Craig Lockwood is obsessed with food and creating exquisite knives for some of the best restaurants in the world. The goal is to create beautiful and highly functional knives with sustainability at heart.
Seven years ago Welsh Craig Lockwood worked as a software developer when he by chance came in contact with knife making.
“Me and my wife used to arrange software conferences but after a while they started to become very much the same. To do something different, we brought the participants out to the woods and gave them the chance to learn how to make a wooden spoon, axe-making etc. I have always been a “maker” and this activity made me lose all interest in computer stuff.”
After doing some research, Lockwood decided he wanted to get into knife making and today that is his fulltime job as the owner of Chop Knives.
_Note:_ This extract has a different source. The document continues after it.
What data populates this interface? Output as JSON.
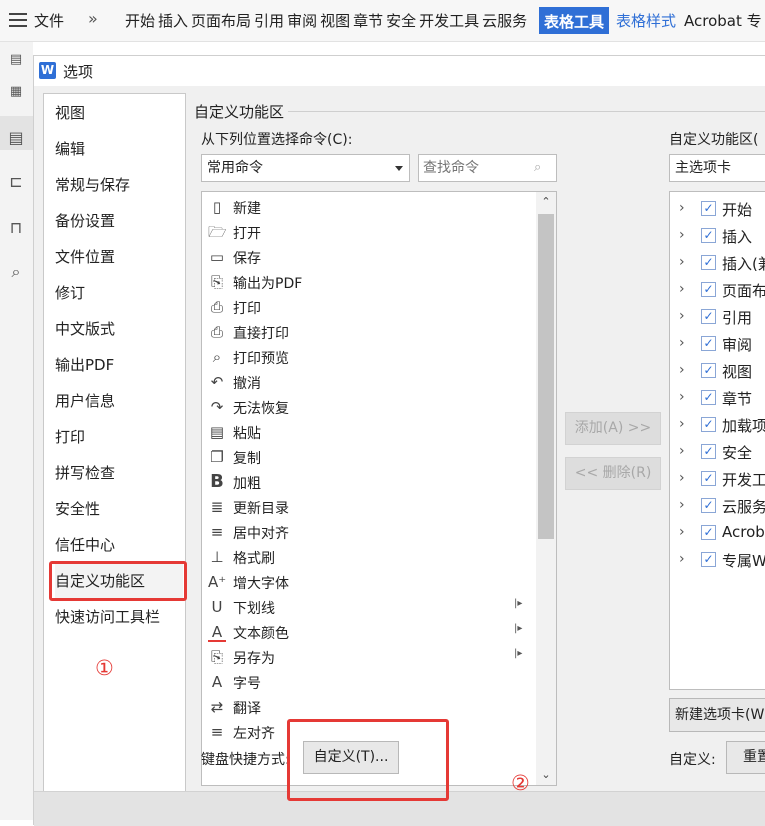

He mixes traditional processes with cutting edge technologies to create knives that can stand up to the demands of a busy kitchen or restaurant and his handmade knives have been delivered to restaurants such as Michelin-starred Black Swan and L´Enclume in the UK. He also runs the Knife Talk podcast with 50,000 listeners per week.
A responsible maker
Craig Lockwood does not only want to make the best knives on the market, he also wants to make the world’s most sustainable knives.
“As a responsible maker, I have been thinking a lot about how I can make a kitchen knife which has a positive effect on the planet. I follow the supply chain of all materials used and work hard to find suppliers who are leaving as little of an impact as possible.”
Lookwood’s research made him choose Sandvik as his supplier of steel.
“Made from 78 percent recycled steel* in one of the world’s most ecologically sound steel mill, the steel is then cut, shaped and ground by hand in my workshop which is powered by green energy,” he says.
*The specific steel grades used in Chop Knives are 14C28N™ and Sandvik 12C27M.
I follow the supply chain of all materials used and work hard to find suppliers who are leaving as little of an impact as possible.
Made out of yoghurt
The sustainability ambitions do not stop with the steel blade. Lockwood also reuses kitchen waste, such as yoghurt pots, meat packing trays or water bottles, to create knife handles.
“The process is simple, get a load of plastic that is destined for landfill, shred it, heat it and then squish it back together.”
“I am aware that as a maker I am part of the problem but I do all I can to make in a responsible way. I am always looking for ways to work in a more sustainable way. The hope is that if we all make these small changes, it will make a big impact”, says Lockwood.
Sandvik steel mill
Sandvik has produced scrap-based steel in Sandviken, Sweden since 1862 and the products contain 82 percent recycled material, on average (2019). An electric arc furnace is used to produce the heats which are casted and then hot rolled. The hot-rolled strips are then transferred into precision strips. The integrated process reduces transport and environmental impact and ensures traceability throughout the process. The electricity used generates a low carbon footprint (hydropower and nuclear) and Sandvik buys Guarantees of Origin for all its European production sites. Together with large customers we develop buyback initiatives. Buying back the scrap straight from the customers minimizes the risk of inclusion of steel of lower quality and significantly reduces the need for virgin material.